## WHAT NEEDS TO BE DONE
Print every entry below again exactly as written, skipping the pictures.

─── RECORDS PROVIDED ───

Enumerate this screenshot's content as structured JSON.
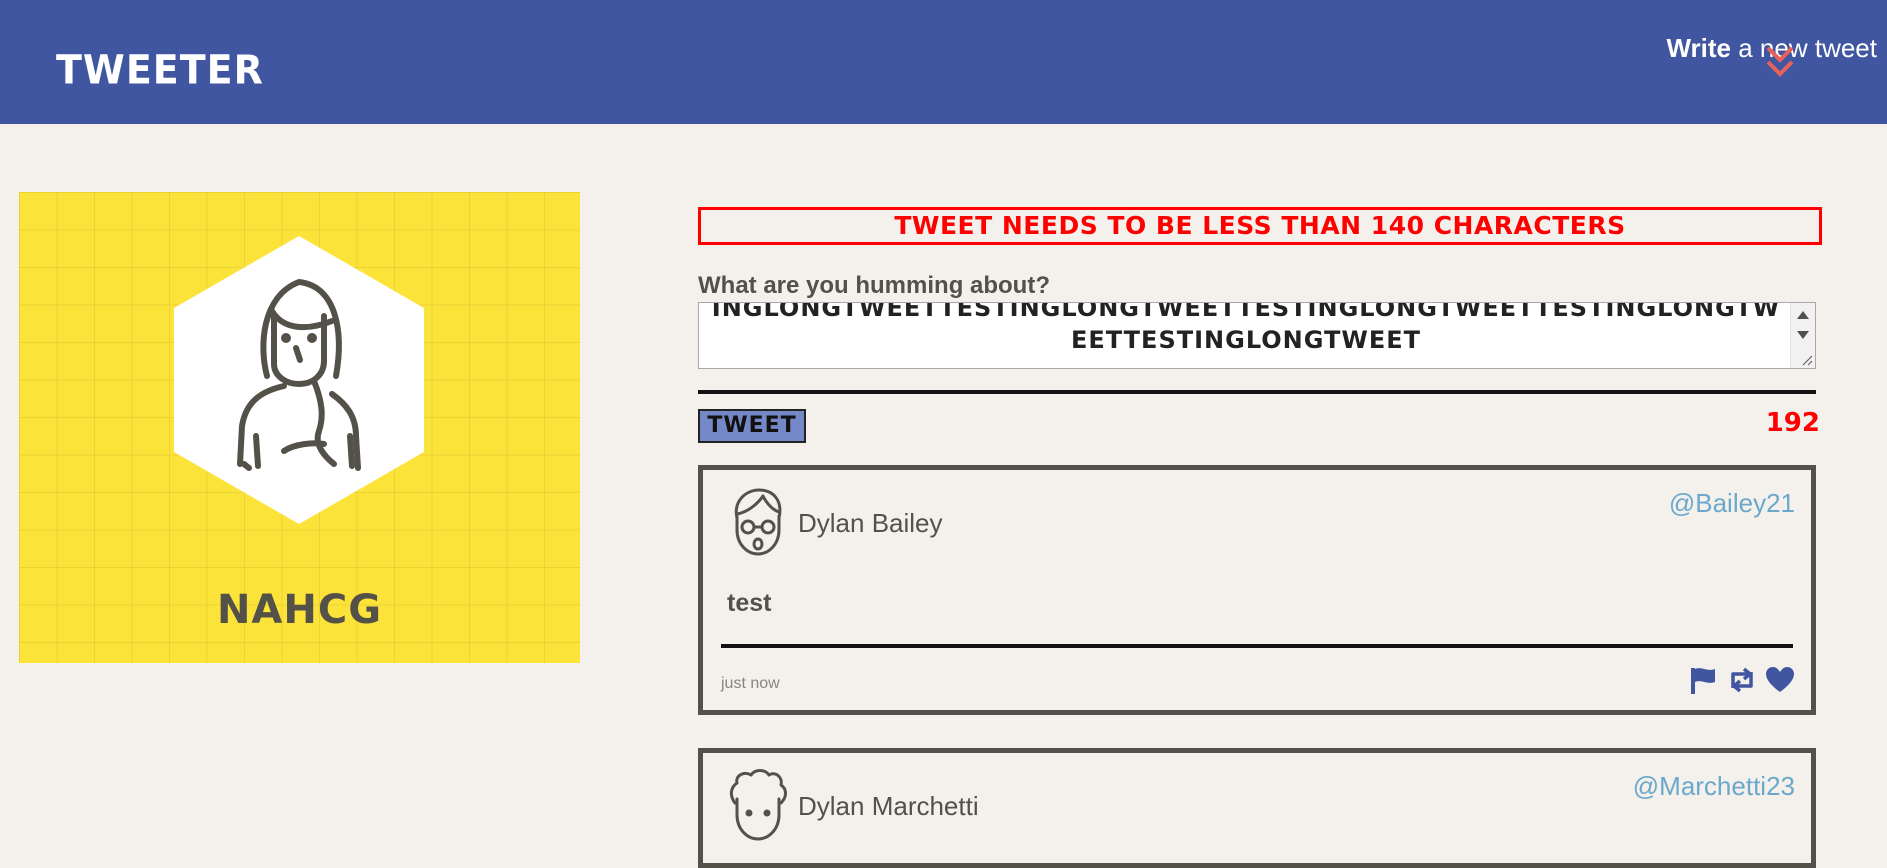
{
  "nav": {
    "brand": "TWEETER",
    "write_strong": "Write",
    "write_rest": " a new tweet"
  },
  "profile": {
    "handle": "NAHCG",
    "bg_color": "#fbe33a"
  },
  "compose": {
    "error": "TWEET NEEDS TO BE LESS THAN 140 CHARACTERS",
    "label": "What are you humming about?",
    "text": "INGLONGTWEETTESTINGLONGTWEETTESTINGLONGTWEETTESTINGLONGTWEETTESTINGLONGTWEET",
    "submit_label": "TWEET",
    "counter": "192"
  },
  "tweets": [
    {
      "name": "Dylan Bailey",
      "handle": "@Bailey21",
      "content": "test",
      "time": "just now",
      "actions": [
        "flag-icon",
        "retweet-icon",
        "heart-icon"
      ]
    },
    {
      "name": "Dylan Marchetti",
      "handle": "@Marchetti23"
    }
  ],
  "colors": {
    "nav": "#4056a1",
    "accent": "#7488c7",
    "error": "#ff0000",
    "handle": "#6ba8cc",
    "text": "#545149"
  }
}
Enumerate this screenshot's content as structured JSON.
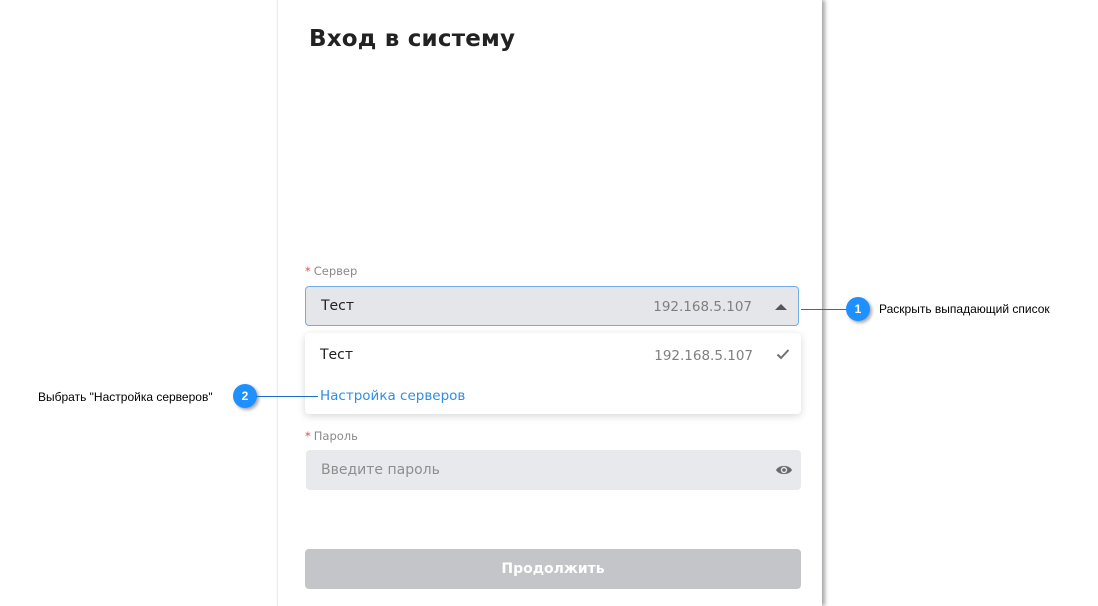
{
  "login": {
    "title": "Вход в систему",
    "server_label": "Сервер",
    "password_label": "Пароль",
    "required_mark": "*",
    "selected_server": {
      "name": "Тест",
      "ip": "192.168.5.107"
    },
    "dropdown": {
      "options": [
        {
          "name": "Тест",
          "ip": "192.168.5.107",
          "selected": true
        }
      ],
      "settings_link": "Настройка серверов"
    },
    "password_placeholder": "Введите пароль",
    "continue_button": "Продолжить"
  },
  "callouts": [
    {
      "number": "1",
      "text": "Раскрыть выпадающий список"
    },
    {
      "number": "2",
      "text": "Выбрать \"Настройка серверов\""
    }
  ],
  "colors": {
    "accent": "#2f8de4",
    "badge": "#1e90ff",
    "required": "#e5484d",
    "disabled_button": "#c4c5c9"
  },
  "icons": {
    "select_caret": "caret-up-icon",
    "selected_option": "checkmark-icon",
    "password_toggle": "eye-icon"
  }
}
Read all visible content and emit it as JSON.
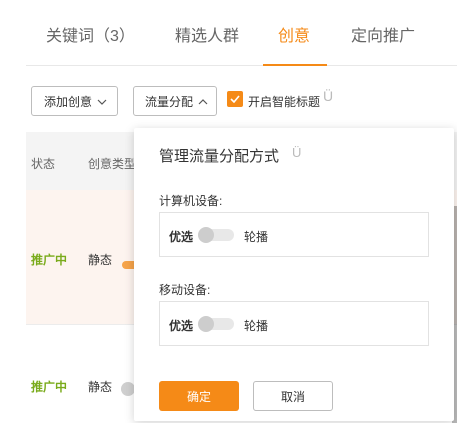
{
  "tabs": [
    {
      "label": "关键词（3）",
      "active": false
    },
    {
      "label": "精选人群",
      "active": false
    },
    {
      "label": "创意",
      "active": true
    },
    {
      "label": "定向推广",
      "active": false
    }
  ],
  "toolbar": {
    "add_label": "添加创意",
    "flow_label": "流量分配",
    "smart_title_label": "开启智能标题",
    "smart_title_checked": true
  },
  "table": {
    "headers": [
      "状态",
      "创意类型"
    ],
    "rows": [
      {
        "status": "推广中",
        "type": "静态"
      },
      {
        "status": "推广中",
        "type": "静态"
      }
    ]
  },
  "popup": {
    "title": "管理流量分配方式",
    "sections": [
      {
        "label": "计算机设备:",
        "left": "优选",
        "right": "轮播"
      },
      {
        "label": "移动设备:",
        "left": "优选",
        "right": "轮播"
      }
    ],
    "confirm": "确定",
    "cancel": "取消"
  },
  "colors": {
    "accent": "#f58a17",
    "status_green": "#7aab1c"
  },
  "icons": [
    "chevron-down-icon",
    "chevron-up-icon",
    "check-icon",
    "help-icon"
  ]
}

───

## SOLUTION FOR THIS EXERCISE
Enumerate this screenshot's content as structured JSON.
{
  "nav": {
    "brand": "TWEETER",
    "write_strong": "Write",
    "write_rest": " a new tweet"
  },
  "profile": {
    "handle": "NAHCG",
    "bg_color": "#fbe33a"
  },
  "compose": {
    "error": "TWEET NEEDS TO BE LESS THAN 140 CHARACTERS",
    "label": "What are you humming about?",
    "text": "INGLONGTWEETTESTINGLONGTWEETTESTINGLONGTWEETTESTINGLONGTWEETTESTINGLONGTWEET",
    "submit_label": "TWEET",
    "counter": "192"
  },
  "tweets": [
    {
      "name": "Dylan Bailey",
      "handle": "@Bailey21",
      "content": "test",
      "time": "just now",
      "actions": [
        "flag-icon",
        "retweet-icon",
        "heart-icon"
      ]
    },
    {
      "name": "Dylan Marchetti",
      "handle": "@Marchetti23"
    }
  ],
  "colors": {
    "nav": "#4056a1",
    "accent": "#7488c7",
    "error": "#ff0000",
    "handle": "#6ba8cc",
    "text": "#545149"
  }
}
Enumerate this screenshot's content as structured JSON.
{
  "login": {
    "title": "Вход в систему",
    "server_label": "Сервер",
    "password_label": "Пароль",
    "required_mark": "*",
    "selected_server": {
      "name": "Тест",
      "ip": "192.168.5.107"
    },
    "dropdown": {
      "options": [
        {
          "name": "Тест",
          "ip": "192.168.5.107",
          "selected": true
        }
      ],
      "settings_link": "Настройка серверов"
    },
    "password_placeholder": "Введите пароль",
    "continue_button": "Продолжить"
  },
  "callouts": [
    {
      "number": "1",
      "text": "Раскрыть выпадающий список"
    },
    {
      "number": "2",
      "text": "Выбрать \"Настройка серверов\""
    }
  ],
  "colors": {
    "accent": "#2f8de4",
    "badge": "#1e90ff",
    "required": "#e5484d",
    "disabled_button": "#c4c5c9"
  },
  "icons": {
    "select_caret": "caret-up-icon",
    "selected_option": "checkmark-icon",
    "password_toggle": "eye-icon"
  }
}
Read all visible content and emit it as JSON.
{
  "tabs": [
    {
      "label": "关键词（3）",
      "active": false
    },
    {
      "label": "精选人群",
      "active": false
    },
    {
      "label": "创意",
      "active": true
    },
    {
      "label": "定向推广",
      "active": false
    }
  ],
  "toolbar": {
    "add_label": "添加创意",
    "flow_label": "流量分配",
    "smart_title_label": "开启智能标题",
    "smart_title_checked": true
  },
  "table": {
    "headers": [
      "状态",
      "创意类型"
    ],
    "rows": [
      {
        "status": "推广中",
        "type": "静态"
      },
      {
        "status": "推广中",
        "type": "静态"
      }
    ]
  },
  "popup": {
    "title": "管理流量分配方式",
    "sections": [
      {
        "label": "计算机设备:",
        "left": "优选",
        "right": "轮播"
      },
      {
        "label": "移动设备:",
        "left": "优选",
        "right": "轮播"
      }
    ],
    "confirm": "确定",
    "cancel": "取消"
  },
  "colors": {
    "accent": "#f58a17",
    "status_green": "#7aab1c"
  },
  "icons": [
    "chevron-down-icon",
    "chevron-up-icon",
    "check-icon",
    "help-icon"
  ]
}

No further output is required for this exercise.